== Exercise brief ==
List every line in this data where the string "total" occurs.
++++
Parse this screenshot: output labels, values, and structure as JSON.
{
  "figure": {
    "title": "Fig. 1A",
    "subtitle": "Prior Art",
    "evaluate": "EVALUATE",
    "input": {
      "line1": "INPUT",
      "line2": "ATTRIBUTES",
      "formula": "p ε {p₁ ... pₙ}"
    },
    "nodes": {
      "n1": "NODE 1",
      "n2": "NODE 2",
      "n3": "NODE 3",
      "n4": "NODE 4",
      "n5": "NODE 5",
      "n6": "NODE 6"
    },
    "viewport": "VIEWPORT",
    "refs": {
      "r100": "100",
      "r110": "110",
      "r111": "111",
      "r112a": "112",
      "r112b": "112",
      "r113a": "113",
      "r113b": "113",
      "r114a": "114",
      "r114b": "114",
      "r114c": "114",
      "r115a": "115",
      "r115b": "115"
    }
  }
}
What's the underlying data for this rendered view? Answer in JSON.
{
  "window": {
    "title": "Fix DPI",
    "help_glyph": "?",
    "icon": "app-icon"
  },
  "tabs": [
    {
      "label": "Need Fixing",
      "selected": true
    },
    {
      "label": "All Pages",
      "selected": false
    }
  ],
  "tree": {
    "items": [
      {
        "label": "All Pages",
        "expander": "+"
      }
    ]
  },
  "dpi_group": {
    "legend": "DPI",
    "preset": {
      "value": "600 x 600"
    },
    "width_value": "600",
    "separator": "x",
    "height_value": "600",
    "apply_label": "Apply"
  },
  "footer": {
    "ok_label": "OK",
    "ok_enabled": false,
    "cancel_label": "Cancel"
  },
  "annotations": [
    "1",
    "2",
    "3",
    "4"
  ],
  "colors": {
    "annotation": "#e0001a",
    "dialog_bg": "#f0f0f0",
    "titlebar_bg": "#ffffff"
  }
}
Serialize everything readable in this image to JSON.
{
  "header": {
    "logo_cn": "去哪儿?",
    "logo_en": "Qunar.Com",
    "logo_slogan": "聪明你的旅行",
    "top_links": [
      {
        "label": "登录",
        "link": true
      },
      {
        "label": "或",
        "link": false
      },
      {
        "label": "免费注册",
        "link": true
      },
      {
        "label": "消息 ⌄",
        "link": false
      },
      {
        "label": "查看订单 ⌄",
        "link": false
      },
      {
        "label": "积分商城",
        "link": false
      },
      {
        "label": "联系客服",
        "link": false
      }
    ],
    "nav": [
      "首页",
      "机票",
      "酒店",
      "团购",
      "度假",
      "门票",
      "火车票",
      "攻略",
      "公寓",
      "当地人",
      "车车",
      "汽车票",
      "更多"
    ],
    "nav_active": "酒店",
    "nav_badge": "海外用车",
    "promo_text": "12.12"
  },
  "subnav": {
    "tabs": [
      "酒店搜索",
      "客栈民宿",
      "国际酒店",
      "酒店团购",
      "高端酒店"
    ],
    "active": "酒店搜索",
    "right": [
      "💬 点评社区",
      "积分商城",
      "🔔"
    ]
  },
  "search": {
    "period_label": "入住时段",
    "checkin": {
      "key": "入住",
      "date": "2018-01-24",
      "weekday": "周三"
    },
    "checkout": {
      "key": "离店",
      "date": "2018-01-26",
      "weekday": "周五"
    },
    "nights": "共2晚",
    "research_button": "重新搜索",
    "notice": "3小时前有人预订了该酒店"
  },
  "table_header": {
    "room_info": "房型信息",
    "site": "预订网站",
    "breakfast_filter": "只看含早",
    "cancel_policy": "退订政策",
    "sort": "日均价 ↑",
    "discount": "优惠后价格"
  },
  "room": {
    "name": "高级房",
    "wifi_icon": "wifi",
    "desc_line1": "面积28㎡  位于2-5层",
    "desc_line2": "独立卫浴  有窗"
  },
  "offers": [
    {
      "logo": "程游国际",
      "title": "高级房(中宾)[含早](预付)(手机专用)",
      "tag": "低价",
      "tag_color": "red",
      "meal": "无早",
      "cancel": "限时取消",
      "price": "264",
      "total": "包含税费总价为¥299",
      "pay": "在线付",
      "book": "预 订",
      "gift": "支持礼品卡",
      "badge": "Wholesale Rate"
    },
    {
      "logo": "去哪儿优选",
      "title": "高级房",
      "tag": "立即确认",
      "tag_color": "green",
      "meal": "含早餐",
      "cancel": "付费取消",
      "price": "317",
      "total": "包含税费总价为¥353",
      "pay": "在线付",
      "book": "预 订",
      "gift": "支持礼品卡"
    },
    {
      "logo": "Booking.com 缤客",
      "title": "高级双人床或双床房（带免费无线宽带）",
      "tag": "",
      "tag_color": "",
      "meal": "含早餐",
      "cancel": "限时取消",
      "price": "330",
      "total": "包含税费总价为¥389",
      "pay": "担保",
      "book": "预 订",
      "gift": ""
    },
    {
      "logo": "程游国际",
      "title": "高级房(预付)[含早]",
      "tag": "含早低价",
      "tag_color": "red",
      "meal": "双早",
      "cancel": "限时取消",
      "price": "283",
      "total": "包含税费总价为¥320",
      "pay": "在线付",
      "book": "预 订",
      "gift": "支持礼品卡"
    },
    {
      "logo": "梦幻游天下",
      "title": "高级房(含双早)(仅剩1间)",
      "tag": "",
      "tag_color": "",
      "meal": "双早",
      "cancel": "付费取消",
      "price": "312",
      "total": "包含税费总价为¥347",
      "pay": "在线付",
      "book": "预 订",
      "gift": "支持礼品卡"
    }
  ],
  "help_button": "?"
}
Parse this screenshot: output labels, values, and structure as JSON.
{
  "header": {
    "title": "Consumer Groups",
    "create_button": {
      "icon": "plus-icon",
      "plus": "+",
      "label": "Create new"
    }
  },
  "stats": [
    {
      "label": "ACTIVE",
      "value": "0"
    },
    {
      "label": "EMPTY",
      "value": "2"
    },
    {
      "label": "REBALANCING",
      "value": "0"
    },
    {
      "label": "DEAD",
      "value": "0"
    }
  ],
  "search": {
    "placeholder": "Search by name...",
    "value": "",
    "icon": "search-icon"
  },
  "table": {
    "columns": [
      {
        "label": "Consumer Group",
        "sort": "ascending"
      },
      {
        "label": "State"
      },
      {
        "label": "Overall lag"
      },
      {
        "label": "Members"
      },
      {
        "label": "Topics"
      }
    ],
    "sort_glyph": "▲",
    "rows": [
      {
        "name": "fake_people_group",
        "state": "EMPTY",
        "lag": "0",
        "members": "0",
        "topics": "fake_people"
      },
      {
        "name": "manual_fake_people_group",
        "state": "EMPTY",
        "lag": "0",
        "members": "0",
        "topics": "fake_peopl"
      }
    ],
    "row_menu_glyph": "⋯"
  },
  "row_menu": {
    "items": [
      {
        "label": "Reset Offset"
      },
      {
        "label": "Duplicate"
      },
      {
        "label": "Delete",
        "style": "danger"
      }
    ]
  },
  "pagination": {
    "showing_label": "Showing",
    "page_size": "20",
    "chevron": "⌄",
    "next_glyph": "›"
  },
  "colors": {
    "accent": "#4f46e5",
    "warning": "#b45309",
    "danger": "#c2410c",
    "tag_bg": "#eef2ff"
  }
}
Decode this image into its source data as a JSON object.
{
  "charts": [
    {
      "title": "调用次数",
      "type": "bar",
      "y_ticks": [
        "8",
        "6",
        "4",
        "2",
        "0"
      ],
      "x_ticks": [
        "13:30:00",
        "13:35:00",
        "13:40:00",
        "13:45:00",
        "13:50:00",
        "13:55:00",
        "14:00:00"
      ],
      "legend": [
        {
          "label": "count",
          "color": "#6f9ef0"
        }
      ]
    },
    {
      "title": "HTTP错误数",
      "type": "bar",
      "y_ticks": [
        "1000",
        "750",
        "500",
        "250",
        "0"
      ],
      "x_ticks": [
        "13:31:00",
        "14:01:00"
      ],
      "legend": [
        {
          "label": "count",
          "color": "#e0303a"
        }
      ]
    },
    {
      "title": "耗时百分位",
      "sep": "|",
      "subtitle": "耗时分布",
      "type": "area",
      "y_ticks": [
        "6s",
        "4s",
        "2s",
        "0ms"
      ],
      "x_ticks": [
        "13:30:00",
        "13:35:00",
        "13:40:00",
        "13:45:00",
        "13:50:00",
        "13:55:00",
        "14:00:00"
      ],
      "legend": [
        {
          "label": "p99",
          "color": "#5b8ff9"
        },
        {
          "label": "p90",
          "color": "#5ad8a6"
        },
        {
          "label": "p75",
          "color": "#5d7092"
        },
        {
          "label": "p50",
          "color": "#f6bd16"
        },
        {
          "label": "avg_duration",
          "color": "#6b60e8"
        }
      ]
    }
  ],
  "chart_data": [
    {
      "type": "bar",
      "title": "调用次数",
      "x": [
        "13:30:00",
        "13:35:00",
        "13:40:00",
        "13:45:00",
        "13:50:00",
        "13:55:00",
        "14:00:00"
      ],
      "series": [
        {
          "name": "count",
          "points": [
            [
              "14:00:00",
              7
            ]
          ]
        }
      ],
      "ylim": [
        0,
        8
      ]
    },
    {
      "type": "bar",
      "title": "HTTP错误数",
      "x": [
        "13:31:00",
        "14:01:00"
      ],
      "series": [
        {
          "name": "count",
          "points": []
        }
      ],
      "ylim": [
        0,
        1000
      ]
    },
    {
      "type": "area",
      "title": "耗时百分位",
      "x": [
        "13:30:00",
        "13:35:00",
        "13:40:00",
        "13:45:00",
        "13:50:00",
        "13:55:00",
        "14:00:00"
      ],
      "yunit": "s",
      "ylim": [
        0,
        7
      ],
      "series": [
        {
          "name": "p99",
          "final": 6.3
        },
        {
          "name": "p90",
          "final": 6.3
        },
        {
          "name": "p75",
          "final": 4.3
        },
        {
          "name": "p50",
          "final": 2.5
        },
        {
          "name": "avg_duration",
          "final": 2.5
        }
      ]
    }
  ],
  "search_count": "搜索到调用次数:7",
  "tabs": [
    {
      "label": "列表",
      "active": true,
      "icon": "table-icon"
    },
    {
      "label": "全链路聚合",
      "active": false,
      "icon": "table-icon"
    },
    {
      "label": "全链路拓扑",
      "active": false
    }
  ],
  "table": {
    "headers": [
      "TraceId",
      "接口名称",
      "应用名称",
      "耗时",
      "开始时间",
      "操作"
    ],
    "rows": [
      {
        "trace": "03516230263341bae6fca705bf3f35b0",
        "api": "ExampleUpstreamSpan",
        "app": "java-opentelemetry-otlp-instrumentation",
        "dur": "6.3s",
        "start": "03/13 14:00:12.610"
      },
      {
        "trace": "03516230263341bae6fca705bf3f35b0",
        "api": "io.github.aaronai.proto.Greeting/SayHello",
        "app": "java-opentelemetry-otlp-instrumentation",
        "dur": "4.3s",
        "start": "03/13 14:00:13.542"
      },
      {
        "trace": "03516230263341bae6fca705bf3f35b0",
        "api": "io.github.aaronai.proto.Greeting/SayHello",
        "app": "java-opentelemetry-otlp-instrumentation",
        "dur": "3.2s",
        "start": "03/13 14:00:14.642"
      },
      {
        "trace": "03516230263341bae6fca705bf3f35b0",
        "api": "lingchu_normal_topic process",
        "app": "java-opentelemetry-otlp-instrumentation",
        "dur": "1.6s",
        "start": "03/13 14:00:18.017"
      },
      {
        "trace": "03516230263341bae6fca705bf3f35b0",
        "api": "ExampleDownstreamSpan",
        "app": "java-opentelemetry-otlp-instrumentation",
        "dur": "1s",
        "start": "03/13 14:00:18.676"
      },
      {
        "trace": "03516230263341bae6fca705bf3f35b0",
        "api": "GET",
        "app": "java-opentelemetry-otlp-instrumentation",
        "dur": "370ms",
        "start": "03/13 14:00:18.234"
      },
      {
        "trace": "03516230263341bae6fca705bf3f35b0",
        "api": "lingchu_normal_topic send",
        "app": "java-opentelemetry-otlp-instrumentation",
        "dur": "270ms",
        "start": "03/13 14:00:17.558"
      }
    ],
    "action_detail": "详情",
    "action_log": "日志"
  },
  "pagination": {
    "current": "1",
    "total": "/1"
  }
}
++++
== Your solution ==
      "total": "包含税费总价为¥299",
      "total": "包含税费总价为¥353",
      "total": "包含税费总价为¥389",
      "total": "包含税费总价为¥320",
      "total": "包含税费总价为¥347",
    "total": "/1"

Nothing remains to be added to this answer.